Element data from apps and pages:
Start of Block
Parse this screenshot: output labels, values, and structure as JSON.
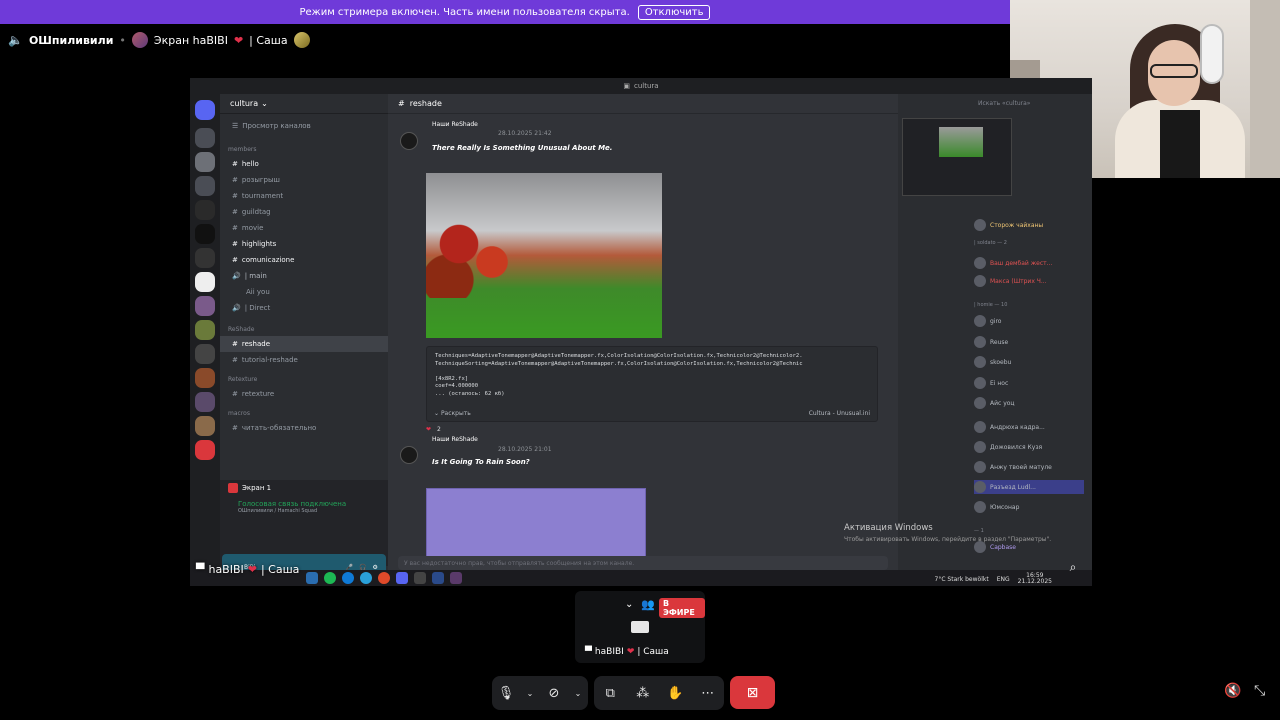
{
  "banner": {
    "text": "Режим стримера включен. Часть имени пользователя скрыта.",
    "button": "Отключить"
  },
  "header": {
    "channel": "ОШпиливили",
    "stream_label": "Экран haBIBI",
    "user_suffix": "| Саша"
  },
  "shared": {
    "server_name": "cultura",
    "browse_label": "Просмотр каналов",
    "channel_title": "reshade",
    "categories": [
      "members",
      "ReShade",
      "Retexture",
      "macros"
    ],
    "channels": [
      {
        "name": "hello",
        "bold": true
      },
      {
        "name": "розыгрыш",
        "bold": false
      },
      {
        "name": "tournament",
        "bold": false
      },
      {
        "name": "guildtag",
        "bold": false
      },
      {
        "name": "movie",
        "bold": false
      },
      {
        "name": "highlights",
        "bold": true
      },
      {
        "name": "comunicazione",
        "bold": true
      },
      {
        "name": "| main",
        "bold": false
      },
      {
        "name": "Aii you",
        "bold": false
      },
      {
        "name": "| Direct",
        "bold": false
      },
      {
        "name": "reshade",
        "bold": true
      },
      {
        "name": "tutorial-reshade",
        "bold": false
      },
      {
        "name": "retexture",
        "bold": false
      },
      {
        "name": "читать-обязательно",
        "bold": false
      }
    ],
    "voice_label": "Экран 1",
    "voice_connected": "Голосовая связь подключена",
    "voice_sub": "ОШпиливили / Hamachi Squad",
    "user_name": "BiBi",
    "msg1_name": "Наши ReShade",
    "msg1_time": "28.10.2025 21:42",
    "msg1_title": "There Really Is Something Unusual About Me.",
    "code": "Techniques=AdaptiveTonemapper@AdaptiveTonemapper.fx,ColorIsolation@ColorIsolation.fx,Technicolor2@Technicolor2.\nTechniqueSorting=AdaptiveTonemapper@AdaptiveTonemapper.fx,ColorIsolation@ColorIsolation.fx,Technicolor2@Technic\n\n[4x8R2.fx]\ncoef=4.000000\n... (осталось: 62 кб)",
    "expand": "Раскрыть",
    "file_label": "Cultura - Unusual.ini",
    "reaction_count": "2",
    "msg2_name": "Наши ReShade",
    "msg2_time": "28.10.2025 21:01",
    "msg2_title": "Is It Going To Rain Soon?",
    "input_placeholder": "У вас недостаточно прав, чтобы отправлять сообщения на этом канале.",
    "search_placeholder": "Искать «cultura»",
    "members": [
      "Сторож чайханы",
      "Ваш дембай жест...",
      "Макса (Штрих Ч...",
      "giro",
      "Reuse",
      "skoebu",
      "Ei нос",
      "Айс уоц",
      "Андрюха кадра...",
      "Дожовился Кузя",
      "Анжу твоей матуле",
      "Разъезд Ludl...",
      "Юмсонар",
      "Capbase"
    ],
    "member_cats": [
      "| soldato — 2",
      "| homie — 10",
      "— 1"
    ],
    "activation_title": "Активация Windows",
    "activation_sub": "Чтобы активировать Windows, перейдите в раздел \"Параметры\".",
    "weather": "7°C  Stark bewölkt",
    "lang": "ENG",
    "clock": "16:59",
    "date": "21.12.2025",
    "share_label": "haBIBI",
    "share_suffix": "| Саша"
  },
  "tile": {
    "live": "В ЭФИРЕ",
    "name": "haBIBI",
    "suffix": "| Саша"
  },
  "colors": {
    "banner": "#6f3ad9",
    "end_call": "#da373c",
    "live": "#da373c"
  }
}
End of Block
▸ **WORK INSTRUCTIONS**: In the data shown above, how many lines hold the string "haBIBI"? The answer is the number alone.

▸ **WRITTEN REPLY**: 3